Ed. statement from jacket.
Physical Description
xxxvi, 268 pages ; 22 cm
Includes bibliographical references and index.
Main Author
Hart Crane, 1899-1932 (-)
Other Authors
Marc Simon, 1938- (-)
Review by Publisher Summary 1

Featuring a new introduction by Harold Bloom, this volume chronicles the life works of a poet who has suffered much misunderstanding and neglect despite displaying a superb poetic style, idiosyncratic, yet central to American tradition.

Review by Publisher Summary 2

"Crane's poetry has been a touchstone for me, and remains central to a fully imaginative understanding of American literature."—Harold Bloom

Review by Publisher Summary 3

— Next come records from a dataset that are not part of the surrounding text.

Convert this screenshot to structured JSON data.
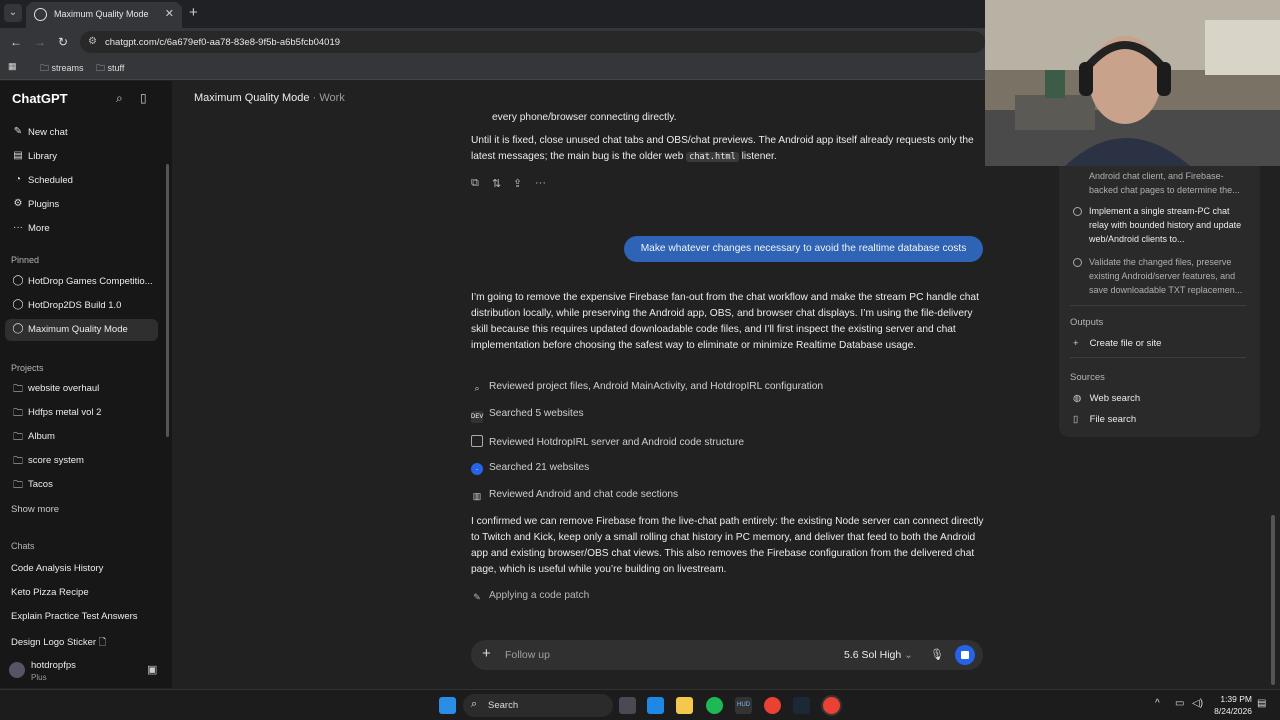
{
  "browser": {
    "tab_title": "Maximum Quality Mode",
    "url": "chatgpt.com/c/6a679ef0-aa78-83e8-9f5b-a6b5fcb04019",
    "bookmarks": [
      "streams",
      "stuff"
    ]
  },
  "sidebar": {
    "brand": "ChatGPT",
    "nav": [
      {
        "label": "New chat",
        "icon": "edit-icon"
      },
      {
        "label": "Library",
        "icon": "library-icon"
      },
      {
        "label": "Scheduled",
        "icon": "clock-icon"
      },
      {
        "label": "Plugins",
        "icon": "plugins-icon"
      },
      {
        "label": "More",
        "icon": "more-icon"
      }
    ],
    "pinned_heading": "Pinned",
    "pinned": [
      "HotDrop Games Competitio...",
      "HotDrop2DS Build 1.0",
      "Maximum Quality Mode"
    ],
    "projects_heading": "Projects",
    "projects": [
      "website overhaul",
      "Hdfps metal vol 2",
      "Album",
      "score system",
      "Tacos"
    ],
    "show_more": "Show more",
    "chats_heading": "Chats",
    "chats": [
      "Code Analysis History",
      "Keto Pizza Recipe",
      "Explain Practice Test Answers",
      "Design Logo Sticker 🗋"
    ],
    "user": {
      "name": "hotdropfps",
      "plan": "Plus"
    }
  },
  "main": {
    "title": "Maximum Quality Mode",
    "subtitle": "Work",
    "separator": "·",
    "msg_top_line": "every phone/browser connecting directly.",
    "msg_fix_a": "Until it is fixed, close unused chat tabs and OBS/chat previews. The Android app itself already requests only the latest messages; the main bug is the older web ",
    "msg_fix_code": "chat.html",
    "msg_fix_b": " listener.",
    "user_msg": "Make whatever changes necessary to avoid the realtime database costs",
    "reply_intro": "I’m going to remove the expensive Firebase fan-out from the chat workflow and make the stream PC handle chat distribution locally, while preserving the Android app, OBS, and browser chat displays. I’m using the file-delivery skill because this requires updated downloadable code files, and I’ll first inspect the existing server and chat implementation before choosing the safest way to eliminate or minimize Realtime Database usage.",
    "steps": [
      {
        "label": "Reviewed project files, Android MainActivity, and HotdropIRL configuration",
        "icon": "search-icon"
      },
      {
        "label": "Searched 5 websites",
        "icon": "dev-badge"
      },
      {
        "label": "Reviewed HotdropIRL server and Android code structure",
        "icon": "file-icon"
      },
      {
        "label": "Searched 21 websites",
        "icon": "globe-badge"
      },
      {
        "label": "Reviewed Android and chat code sections",
        "icon": "book-icon"
      }
    ],
    "reply_confirm": "I confirmed we can remove Firebase from the live-chat path entirely: the existing Node server can connect directly to Twitch and Kick, keep only a small rolling chat history in PC memory, and deliver that feed to both the Android app and existing browser/OBS chat views. This also removes the Firebase configuration from the delivered chat page, which is useful while you’re building on livestream.",
    "applying": "Applying a code patch",
    "composer": {
      "placeholder": "Follow up",
      "model": "5.6 Sol",
      "mode": "High"
    }
  },
  "panel": {
    "task_partial": "Android chat client, and Firebase-backed chat pages to determine the...",
    "tasks": [
      "Implement a single stream-PC chat relay with bounded history and update web/Android clients to...",
      "Validate the changed files, preserve existing Android/server features, and save downloadable TXT replacemen..."
    ],
    "outputs_heading": "Outputs",
    "create_file": "Create file or site",
    "sources_heading": "Sources",
    "sources": [
      "Web search",
      "File search"
    ]
  },
  "taskbar": {
    "search": "Search",
    "time": "1:39 PM",
    "date": "8/24/2026"
  },
  "colors": {
    "bg": "#212121",
    "sidebar": "#171717",
    "user_bubble": "#2e63b5",
    "stop_button": "#2563eb"
  }
}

This edition features a new introduction by Harold Bloom as a centenary tribute to the visionary of White Buildings (1926) and The Bridge (1930). Hart Crane, prodigiously gifted and tragically doom-eager, was the American peer of Shelley, Rimbaud, and Lorca. Born in Garrettsville, Ohio, on July 21, 1899, Crane died at sea on April 27, 1932, an apparent suicide. A born poet, totally devoted to his art, Crane suffered his warring parents as well as long periods of a hand-to-mouth existence. He suffered also from his honesty as a homosexual poet and lover during a period in American life unsympathetic to his sexual orientation. Despite much critical misunderstanding and neglect, in his own time and in ours, Crane achieved a superb poetic style, idiosyncratic yet central to American tradition. His visionary epic, The Bridge, is the most ambitious and accomplished long poem since Walt Whitman's Song of Myself. Marc Simon's text is accepted as the most authoritative presentation of Hart Crane's work available to us. For this centennial edition, Harold Bloom, who was introduced to poetry by falling in love with Crane's work while still a child, has contributed a new introduction.

Review by Publisher Summary 4

White BuildingsThe BridgeThe BridgeSong of Myself